* [PROBLEM TO WORK ON]
Print the data verbatim. Leave every image out.

--- START ---

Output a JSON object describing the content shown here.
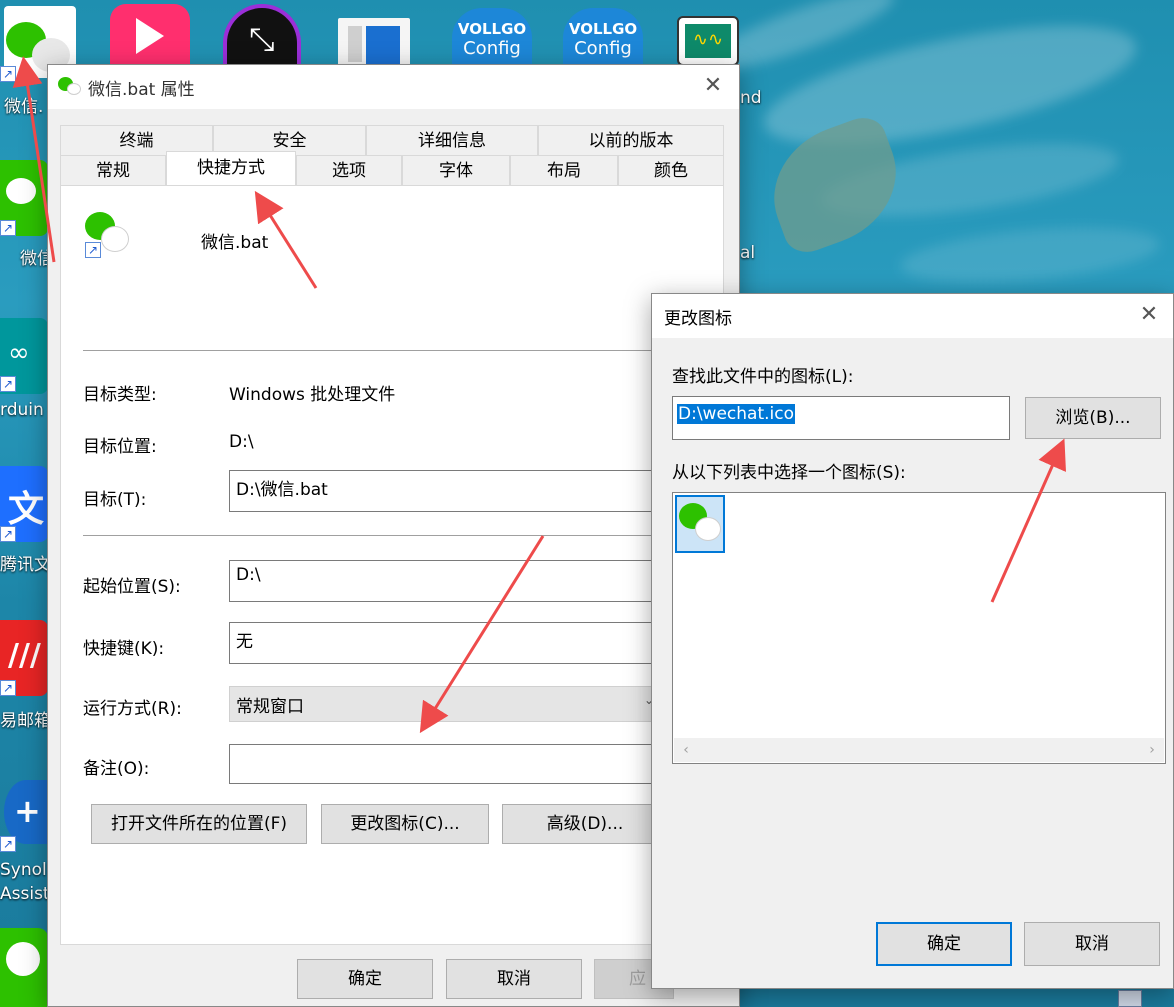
{
  "desktop": {
    "icons": [
      {
        "label": "微信.",
        "name": "wechat-desktop-icon"
      },
      {
        "label": "",
        "name": "pink-app-icon"
      },
      {
        "label": "",
        "name": "shrink-app-icon"
      },
      {
        "label": "",
        "name": "document-app-icon"
      },
      {
        "title": "VOLLGO",
        "sub": "Config",
        "name": "vollgo-config-icon-1"
      },
      {
        "title": "VOLLGO",
        "sub": "Config",
        "name": "vollgo-config-icon-2"
      },
      {
        "label": "",
        "name": "waveform-app-icon"
      },
      {
        "label": "微信",
        "name": "wechat-desktop-icon-2"
      },
      {
        "label": "rduin",
        "name": "arduino-icon"
      },
      {
        "label": "腾讯文",
        "name": "tencent-docs-icon"
      },
      {
        "label": "易邮箱",
        "name": "netease-mail-icon"
      },
      {
        "label": "Synol",
        "label2": "Assist",
        "name": "synology-assistant-icon"
      },
      {
        "label": "nd",
        "name": "partial-label-1"
      },
      {
        "label": "al",
        "name": "partial-label-2"
      }
    ]
  },
  "props": {
    "title": "微信.bat 属性",
    "tabs_top": [
      "终端",
      "安全",
      "详细信息",
      "以前的版本"
    ],
    "tabs_bottom": [
      "常规",
      "快捷方式",
      "选项",
      "字体",
      "布局",
      "颜色"
    ],
    "file_name": "微信.bat",
    "target_type_label": "目标类型:",
    "target_type_value": "Windows 批处理文件",
    "target_location_label": "目标位置:",
    "target_location_value": "D:\\",
    "target_label": "目标(T):",
    "target_value": "D:\\微信.bat",
    "start_in_label": "起始位置(S):",
    "start_in_value": "D:\\",
    "shortcut_key_label": "快捷键(K):",
    "shortcut_key_value": "无",
    "run_label": "运行方式(R):",
    "run_value": "常规窗口",
    "comment_label": "备注(O):",
    "comment_value": "",
    "open_location_button": "打开文件所在的位置(F)",
    "change_icon_button": "更改图标(C)...",
    "advanced_button": "高级(D)...",
    "ok_button": "确定",
    "cancel_button": "取消",
    "apply_button": "应"
  },
  "change_icon": {
    "title": "更改图标",
    "look_label": "查找此文件中的图标(L):",
    "path_value": "D:\\wechat.ico",
    "browse_button": "浏览(B)...",
    "select_label": "从以下列表中选择一个图标(S):",
    "ok_button": "确定",
    "cancel_button": "取消"
  },
  "colors": {
    "accent": "#0078d7",
    "annotation_arrow": "#ee4b4b",
    "wechat_green": "#2dc100"
  }
}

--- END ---

* [WRITTEN ANSWER]
Output a JSON object describing the content shown here.
{
  "desktop": {
    "icons": [
      {
        "label": "微信.",
        "name": "wechat-desktop-icon"
      },
      {
        "label": "",
        "name": "pink-app-icon"
      },
      {
        "label": "",
        "name": "shrink-app-icon"
      },
      {
        "label": "",
        "name": "document-app-icon"
      },
      {
        "title": "VOLLGO",
        "sub": "Config",
        "name": "vollgo-config-icon-1"
      },
      {
        "title": "VOLLGO",
        "sub": "Config",
        "name": "vollgo-config-icon-2"
      },
      {
        "label": "",
        "name": "waveform-app-icon"
      },
      {
        "label": "微信",
        "name": "wechat-desktop-icon-2"
      },
      {
        "label": "rduin",
        "name": "arduino-icon"
      },
      {
        "label": "腾讯文",
        "name": "tencent-docs-icon"
      },
      {
        "label": "易邮箱",
        "name": "netease-mail-icon"
      },
      {
        "label": "Synol",
        "label2": "Assist",
        "name": "synology-assistant-icon"
      },
      {
        "label": "nd",
        "name": "partial-label-1"
      },
      {
        "label": "al",
        "name": "partial-label-2"
      }
    ]
  },
  "props": {
    "title": "微信.bat 属性",
    "tabs_top": [
      "终端",
      "安全",
      "详细信息",
      "以前的版本"
    ],
    "tabs_bottom": [
      "常规",
      "快捷方式",
      "选项",
      "字体",
      "布局",
      "颜色"
    ],
    "file_name": "微信.bat",
    "target_type_label": "目标类型:",
    "target_type_value": "Windows 批处理文件",
    "target_location_label": "目标位置:",
    "target_location_value": "D:\\",
    "target_label": "目标(T):",
    "target_value": "D:\\微信.bat",
    "start_in_label": "起始位置(S):",
    "start_in_value": "D:\\",
    "shortcut_key_label": "快捷键(K):",
    "shortcut_key_value": "无",
    "run_label": "运行方式(R):",
    "run_value": "常规窗口",
    "comment_label": "备注(O):",
    "comment_value": "",
    "open_location_button": "打开文件所在的位置(F)",
    "change_icon_button": "更改图标(C)...",
    "advanced_button": "高级(D)...",
    "ok_button": "确定",
    "cancel_button": "取消",
    "apply_button": "应"
  },
  "change_icon": {
    "title": "更改图标",
    "look_label": "查找此文件中的图标(L):",
    "path_value": "D:\\wechat.ico",
    "browse_button": "浏览(B)...",
    "select_label": "从以下列表中选择一个图标(S):",
    "ok_button": "确定",
    "cancel_button": "取消"
  },
  "colors": {
    "accent": "#0078d7",
    "annotation_arrow": "#ee4b4b",
    "wechat_green": "#2dc100"
  }
}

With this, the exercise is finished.